Walk, Talk and Sharpen Brain Function All At Once

Like many people I know, I love when I can get two or three things accomplished at one time. So I was delighted when I recently came across an idea on how to bundle mental, physical and social stimulation — all vital to staying sharp as we age — into one really enjoyable activity: walking book clubs.


The brainchild of neuroscientist Arthur Kramer, PhD, professor of psychology at the University of Illinois (Urbana-Champaign), the idea involves getting together a group of friends who enjoy reading for regular walking discussions. (And by the way, the discussion could just as easily center on politics, theater or learning a new language.) It makes perfect sense. As a specialist in aging research, Dr. Kramer  says studies show that remaining intellectually active and engaged is key to keeping our brains in high gear. A second requirement for maintaining brain health, also backed by extensive research, is regular physical exercise, especially aerobic. And science tells us there is a third, crucial key to life-long solid brain functioning — involvement with other people.

As Dr. Kramer described his idea to me, I was reminded of a story I did last year on natural ways to stave off age-related memory loss, in which Dharma Singh Khalsa, MD, an associate fellow of the University of Pennsylvania Medical School and author of Brain Longevity, told us that the simultaneous combination of mental and physical activity is especially powerful. This is because it increases blood flow, activates neurosystems and increases glucose and oxygen, building up what he calls the “cognitive reserve,” which he likens to a “savings account for your brain.”


As such, a walking book club has potential to be the total brain health mix — people return to meetings again and again, using their intellectual skills to argue and discuss, and by adding walking to the talking, voilá, the complete package. Dr. Kramer admits he came up with this concept off the top of his head, but his motivation has a sense of urgency. “As we age, it’s vital to find activities that fulfill the three functions of exercise, cognitive stimulation and social interaction — and do them often,” he said. The physical effort would require a relatively brisk pace to be effective, but Dr. Kramer cheerfully observes that being distracted often helps people move faster.
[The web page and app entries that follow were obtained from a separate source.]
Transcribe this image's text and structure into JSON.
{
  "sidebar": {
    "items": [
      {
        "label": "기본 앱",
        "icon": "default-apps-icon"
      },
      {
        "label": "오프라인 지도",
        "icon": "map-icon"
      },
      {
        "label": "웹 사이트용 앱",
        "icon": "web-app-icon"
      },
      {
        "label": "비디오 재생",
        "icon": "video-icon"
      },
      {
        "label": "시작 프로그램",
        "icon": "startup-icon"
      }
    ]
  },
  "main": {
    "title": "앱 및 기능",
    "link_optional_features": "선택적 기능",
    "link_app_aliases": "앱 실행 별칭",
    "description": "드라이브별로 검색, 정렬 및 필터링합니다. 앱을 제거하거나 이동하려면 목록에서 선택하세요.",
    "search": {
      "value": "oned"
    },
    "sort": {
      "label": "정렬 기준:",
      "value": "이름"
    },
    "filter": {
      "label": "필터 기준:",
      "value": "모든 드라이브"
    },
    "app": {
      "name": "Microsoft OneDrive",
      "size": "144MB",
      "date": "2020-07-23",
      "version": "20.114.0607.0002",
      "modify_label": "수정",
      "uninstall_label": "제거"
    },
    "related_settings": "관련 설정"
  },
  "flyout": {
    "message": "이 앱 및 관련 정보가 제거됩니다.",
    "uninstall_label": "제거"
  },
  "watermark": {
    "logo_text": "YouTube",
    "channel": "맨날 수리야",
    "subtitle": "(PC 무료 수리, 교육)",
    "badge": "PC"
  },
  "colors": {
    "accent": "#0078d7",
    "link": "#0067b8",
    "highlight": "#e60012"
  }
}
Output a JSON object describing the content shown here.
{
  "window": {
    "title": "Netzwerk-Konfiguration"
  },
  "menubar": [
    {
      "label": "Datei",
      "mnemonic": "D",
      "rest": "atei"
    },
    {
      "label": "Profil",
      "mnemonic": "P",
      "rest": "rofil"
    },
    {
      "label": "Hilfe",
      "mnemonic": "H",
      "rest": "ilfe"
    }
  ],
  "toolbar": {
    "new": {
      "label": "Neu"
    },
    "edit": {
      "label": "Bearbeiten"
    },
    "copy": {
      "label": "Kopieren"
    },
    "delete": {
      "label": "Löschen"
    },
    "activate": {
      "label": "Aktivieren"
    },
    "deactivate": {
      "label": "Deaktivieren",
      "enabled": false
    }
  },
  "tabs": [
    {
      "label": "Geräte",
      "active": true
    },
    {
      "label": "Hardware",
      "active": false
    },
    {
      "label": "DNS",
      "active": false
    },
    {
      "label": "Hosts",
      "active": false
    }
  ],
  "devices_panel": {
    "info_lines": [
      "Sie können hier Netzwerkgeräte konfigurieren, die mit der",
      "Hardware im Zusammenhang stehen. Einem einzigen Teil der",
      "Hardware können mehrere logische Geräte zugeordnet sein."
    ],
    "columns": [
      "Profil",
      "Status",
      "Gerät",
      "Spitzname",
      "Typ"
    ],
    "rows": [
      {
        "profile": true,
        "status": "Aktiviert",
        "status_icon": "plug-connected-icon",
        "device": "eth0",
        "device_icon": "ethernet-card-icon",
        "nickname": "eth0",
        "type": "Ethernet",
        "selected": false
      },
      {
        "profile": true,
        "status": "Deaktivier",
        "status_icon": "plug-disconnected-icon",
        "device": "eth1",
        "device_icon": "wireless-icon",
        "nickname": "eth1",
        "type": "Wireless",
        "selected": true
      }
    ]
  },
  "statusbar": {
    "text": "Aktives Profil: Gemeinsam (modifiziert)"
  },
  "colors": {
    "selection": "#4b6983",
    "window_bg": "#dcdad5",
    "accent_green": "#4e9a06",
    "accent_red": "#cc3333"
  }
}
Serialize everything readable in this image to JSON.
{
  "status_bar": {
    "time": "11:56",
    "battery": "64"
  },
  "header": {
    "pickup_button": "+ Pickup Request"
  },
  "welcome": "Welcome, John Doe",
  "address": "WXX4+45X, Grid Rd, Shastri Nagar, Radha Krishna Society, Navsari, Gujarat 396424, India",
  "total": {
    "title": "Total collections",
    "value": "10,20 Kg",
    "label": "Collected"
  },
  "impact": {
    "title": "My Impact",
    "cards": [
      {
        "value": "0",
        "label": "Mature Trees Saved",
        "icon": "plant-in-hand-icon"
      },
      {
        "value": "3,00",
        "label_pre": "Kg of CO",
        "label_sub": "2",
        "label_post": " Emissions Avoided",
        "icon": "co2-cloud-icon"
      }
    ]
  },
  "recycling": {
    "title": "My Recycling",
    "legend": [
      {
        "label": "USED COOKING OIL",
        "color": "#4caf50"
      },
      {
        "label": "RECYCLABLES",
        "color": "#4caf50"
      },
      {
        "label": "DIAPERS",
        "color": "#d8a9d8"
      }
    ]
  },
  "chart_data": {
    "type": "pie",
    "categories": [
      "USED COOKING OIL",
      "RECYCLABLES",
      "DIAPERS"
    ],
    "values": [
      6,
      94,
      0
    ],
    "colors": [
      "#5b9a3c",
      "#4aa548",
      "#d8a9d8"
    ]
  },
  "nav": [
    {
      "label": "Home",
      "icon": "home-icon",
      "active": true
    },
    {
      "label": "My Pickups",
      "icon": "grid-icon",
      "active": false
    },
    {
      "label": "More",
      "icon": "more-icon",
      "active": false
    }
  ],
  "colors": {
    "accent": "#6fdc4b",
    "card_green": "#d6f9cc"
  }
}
The only caveat, he adds, is to avoid walking in areas with traffic just to be sure that book chatter doesn’t distract from danger.